Coach Nagy says team is ready second time aroundAlmost 24 years ago, South Dakota State boys’ basketball coach Scott Nagy sat on the sideline and watched the Michigan Wolverines defeat Illinois 83-81 in the 1989 NCAA Final Four men’s basketball tournament.
By: Aaron Saunders, The Daily Republic
Almost 24 years ago, South Dakota State boys’ basketball coach Scott Nagy sat on the sideline and watched the Michigan Wolverines defeat Illinois 83-81 in the 1989 NCAA Final Four men’s basketball tournament.
Nagy, then a graduate assistant for the Fighting Illini, watched his squad fall to the Wolverines and the tournament’s most outstanding player and future NBA star Glen Rice.
Fast forward to 2013, and Nagy, now the head coach of the South Dakota State University men’s basketball team, has the chance for redemption. The Jackrabbits play Michigan at 6:15 p.m. Central time today in the first round of the NCAA tournament. The game is being televised on CBS.
“It’s hard to explain what it was like, we had a great basketball team then and it was a lot of excitement,” Nagy said in an interview with The Daily Republic Wednesday afternoon from Auburn Hills, Mich., the site of tonight’s game. “It’s more of my wife who this game is more personal for. She is a graduate of Illinois and she hates Michigan.
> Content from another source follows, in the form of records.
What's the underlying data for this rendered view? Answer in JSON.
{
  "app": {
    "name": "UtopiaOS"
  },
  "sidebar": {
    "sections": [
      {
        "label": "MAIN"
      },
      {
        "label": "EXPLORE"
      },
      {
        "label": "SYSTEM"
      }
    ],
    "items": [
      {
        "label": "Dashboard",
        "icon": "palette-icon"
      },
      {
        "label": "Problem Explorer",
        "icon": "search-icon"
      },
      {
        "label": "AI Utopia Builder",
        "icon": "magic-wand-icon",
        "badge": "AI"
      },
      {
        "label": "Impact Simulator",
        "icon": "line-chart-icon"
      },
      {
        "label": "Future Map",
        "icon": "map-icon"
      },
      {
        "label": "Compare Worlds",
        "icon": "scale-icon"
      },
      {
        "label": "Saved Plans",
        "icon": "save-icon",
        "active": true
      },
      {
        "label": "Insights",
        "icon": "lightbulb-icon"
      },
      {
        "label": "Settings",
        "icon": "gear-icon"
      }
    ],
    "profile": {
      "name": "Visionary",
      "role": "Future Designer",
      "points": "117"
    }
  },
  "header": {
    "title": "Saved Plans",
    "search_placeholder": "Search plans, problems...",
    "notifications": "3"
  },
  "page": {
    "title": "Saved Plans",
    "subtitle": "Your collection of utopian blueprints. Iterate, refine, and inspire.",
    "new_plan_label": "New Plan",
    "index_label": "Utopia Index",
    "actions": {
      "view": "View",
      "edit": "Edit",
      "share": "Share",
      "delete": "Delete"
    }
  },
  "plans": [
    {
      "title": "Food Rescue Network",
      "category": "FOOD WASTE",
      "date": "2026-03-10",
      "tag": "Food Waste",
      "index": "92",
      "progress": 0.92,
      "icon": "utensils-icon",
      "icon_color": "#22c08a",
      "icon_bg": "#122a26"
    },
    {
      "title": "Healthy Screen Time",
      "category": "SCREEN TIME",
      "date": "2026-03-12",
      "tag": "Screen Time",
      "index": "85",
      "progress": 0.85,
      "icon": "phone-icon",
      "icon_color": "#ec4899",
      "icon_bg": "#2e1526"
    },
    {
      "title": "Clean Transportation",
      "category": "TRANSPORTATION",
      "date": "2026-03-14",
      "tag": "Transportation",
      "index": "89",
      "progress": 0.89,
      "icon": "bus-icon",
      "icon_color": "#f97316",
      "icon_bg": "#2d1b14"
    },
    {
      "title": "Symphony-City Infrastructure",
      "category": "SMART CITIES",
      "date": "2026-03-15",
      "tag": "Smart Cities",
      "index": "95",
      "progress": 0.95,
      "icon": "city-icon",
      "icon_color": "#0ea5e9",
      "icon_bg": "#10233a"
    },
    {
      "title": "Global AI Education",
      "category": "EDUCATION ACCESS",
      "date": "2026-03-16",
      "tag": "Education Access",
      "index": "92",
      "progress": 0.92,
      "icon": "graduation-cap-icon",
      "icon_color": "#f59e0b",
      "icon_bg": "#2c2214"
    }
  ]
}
I don’t have that type of feeling, but I know my wife does.”
While this Michigan team is not a No. 1 seed and doesn’t have Rice like the 1989 squad did, the 2013 edition of the Wolverines boasts a trio of players whose fathers played in the NBA.
Tim Hardaway Jr., son of former NBA guard Tim Hardaway, Glen Robinson III, son of former NBA forward Glenn Robinson, and Jon Horford, son of former NBA center Tito Horford and brother of current Atlanta Hawks center Al Horford, all log court time for the Wolverines.
Horford has played in 26 games and averages 2.9 points per game, while Hardaway Jr. and Robinson III rank second and fourth on the team in scoring, respectively.
Michigan’s leading scorer is the newly crowned Big Ten Player of the year, Trey Burke. The sophomore guard is averaging 19.3 points per game heading into today’s matchup.
“They are really good offensively,” Nagy said. “They are probably the best offensive team we have played all year. I am not worried as much about our offense as I am more worried about stopping their offense.”
Nagy added that his 13th-seeded squad must be good in transition and have a great night of shooting to upset the fourth-seeded Wolverines.
SDSU will rely on Nate Wolters, Jordan Dykstra, Tony Fiegen and Chad White to put the great abundance of its points on the board. Wolters averaged 22.7 points per game this season en route to being named the Summit League player of the year.
The guard was named first-team all-Summit League for the third straight season and is the school’s career leader in points scored with 2,353.
Dykstra is the team’s second leading scorer this season with an average of 12.5 points per game. The junior eclipsed the 1,000-point mark this season and was voted second-team all-Summit League.
Fiegen and White average 10.1 and 10 points per game, respectively.
“I think they will pay a lot of attention to Nate,” Nagy said. “If we shoot the ball great, we will give ourselves a chance to win.”
The tournament is not an unfamiliar place for the Jacks as it is the second consecutive year the team has qualified.
As a 14 seed last season, South Dakota State made its first appearance in the NCAA Division I basketball tournament. SDSU fell to No. 3 seed Baylor in the opening round of the tournament 68-60.
The Jacks led by 10 points with just less than 13 minutes to go in the first half, but the Bears came back and maintained a 36-28 lead at halftime. SDSU battled back to within three points early in the second half but could not get over the hump and missed out on its chance at an upset.
“Last year was overwhelming and emotional,” Nagy said. “I think it was very overwhelming for me and the players. This year we know what we are coming to, so it’s not nearly as overwhelming.